Bartonella are bacteria that cause endocarditis, a potentially life-threatening illness in humans and domestic animals. In Latin America, common vampire bats (Desmodus rotundus) are frequently infected by Bartonella, and their subsistence on blood creates a risk for bacterial transmission from bats to humans and livestock.

Common vampire bat (Desmodus rotundus) captured in Belize. Image/Becker, et al (2018)
Common vampire bat (Desmodus rotundus) captured in Belize.
Image/Becker, et al (2018)

A study published in PLOS Neglected Tropical Diseases by Daniel Becker at Montana State University in Bozeman, found Bartonella infections in vampire bats are highly prevalent in Peru and Belize, and that Bartonella genotypes are distributed widely, rather than clustered geographically.

Previous studies have suggested that vampire bats may be zoonotic reservoirs of Bartonella infections in humans, but little was known about the bats’ individual risk of infection, the genetic diversity of Bartonella bacteria in bat populations, and how these bacteria may be transmitted among bats or to other species. Over two years, the researchers collected blood, saliva, and fecal samples from vampire bats across Belize and Peru. Samples were then tested to ascertain how many bats were infected. Individual risk factors for infection were identified by analyzing the relationship between bat age, sex, forearm size and reproductive status. Samples testing positive for Bartonella were then subjected to genomic sequencing and phylogenetic analysis to shed light on possible bacteria transmission routes.

67% of tested bats were found to be Bartonella carriers; with the highest risk of infection in large males. Bacterial genotypes were widely distributed across Central and South America, suggesting a limited spatial structure to infection transmission.

The researchers also investigated the how Bartonella might spread between individuals. While Bartonella spp. are often transmitted by biting arthropods, vampire bat saliva and fecal samples were also found to be positive for Bartonella, suggesting the possibility that transmission could occur through bites or environmental contamination.
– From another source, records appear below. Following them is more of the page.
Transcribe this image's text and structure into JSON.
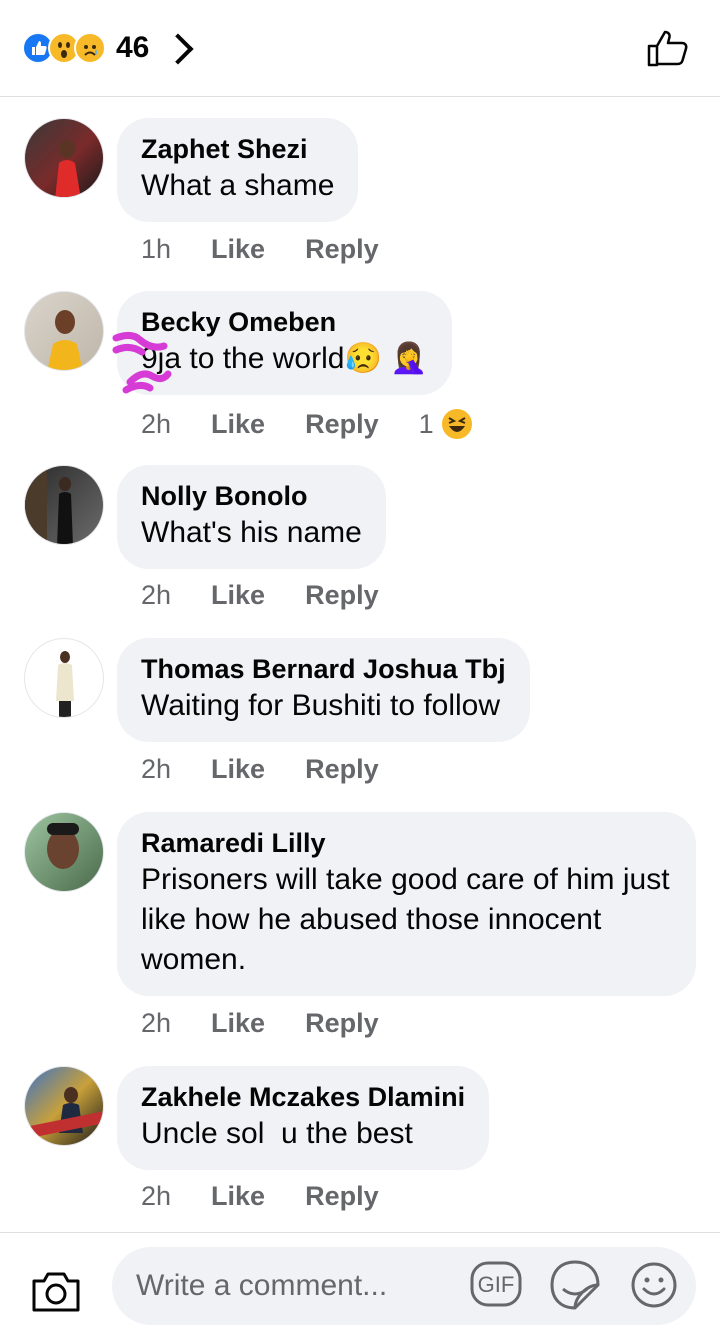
{
  "header": {
    "reaction_count": "46",
    "reaction_icons": [
      "like-icon",
      "wow-icon",
      "sad-icon"
    ]
  },
  "comments": [
    {
      "name": "Zaphet Shezi",
      "text": "What a shame",
      "time": "1h",
      "like_label": "Like",
      "reply_label": "Reply"
    },
    {
      "name": "Becky Omeben",
      "text": "9ja to the world😥 🤦‍♀️",
      "time": "2h",
      "like_label": "Like",
      "reply_label": "Reply",
      "reactions": "1",
      "reaction_icon": "laughing-icon"
    },
    {
      "name": "Nolly Bonolo",
      "text": "What's his name",
      "time": "2h",
      "like_label": "Like",
      "reply_label": "Reply"
    },
    {
      "name": "Thomas Bernard Joshua Tbj",
      "text": "Waiting for Bushiti to follow",
      "time": "2h",
      "like_label": "Like",
      "reply_label": "Reply"
    },
    {
      "name": "Ramaredi Lilly",
      "text": "Prisoners will take good care of him just like how he abused those innocent women.",
      "time": "2h",
      "like_label": "Like",
      "reply_label": "Reply"
    },
    {
      "name": "Zakhele Mczakes Dlamini",
      "text": "Uncle sol  u the best",
      "time": "2h",
      "like_label": "Like",
      "reply_label": "Reply"
    }
  ],
  "footer": {
    "placeholder": "Write a comment...",
    "gif_label": "GIF"
  },
  "colors": {
    "accent": "#1877f2",
    "bubble": "#f0f2f5",
    "secondary_text": "#65676b",
    "emoji_yellow": "#f7b928"
  }
}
While these preliminary results provide insights about the infection rate among vampire bats and the genetic diversity of bat endemic Bartonella, more research is necessary to further elucidate transmission from bats to humans.
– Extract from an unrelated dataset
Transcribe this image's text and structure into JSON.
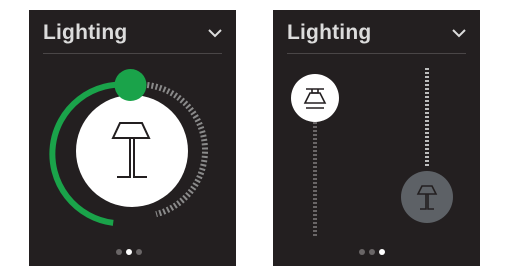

According to the authors, “Given the high rates of vampire bat bites and proximity to humans, and domestic animals, such efforts to verify the possibility and frequency of oral and environmental exposures would elucidate Bartonella transmission dynamics in this common host species and the risks of cross-species transmission.”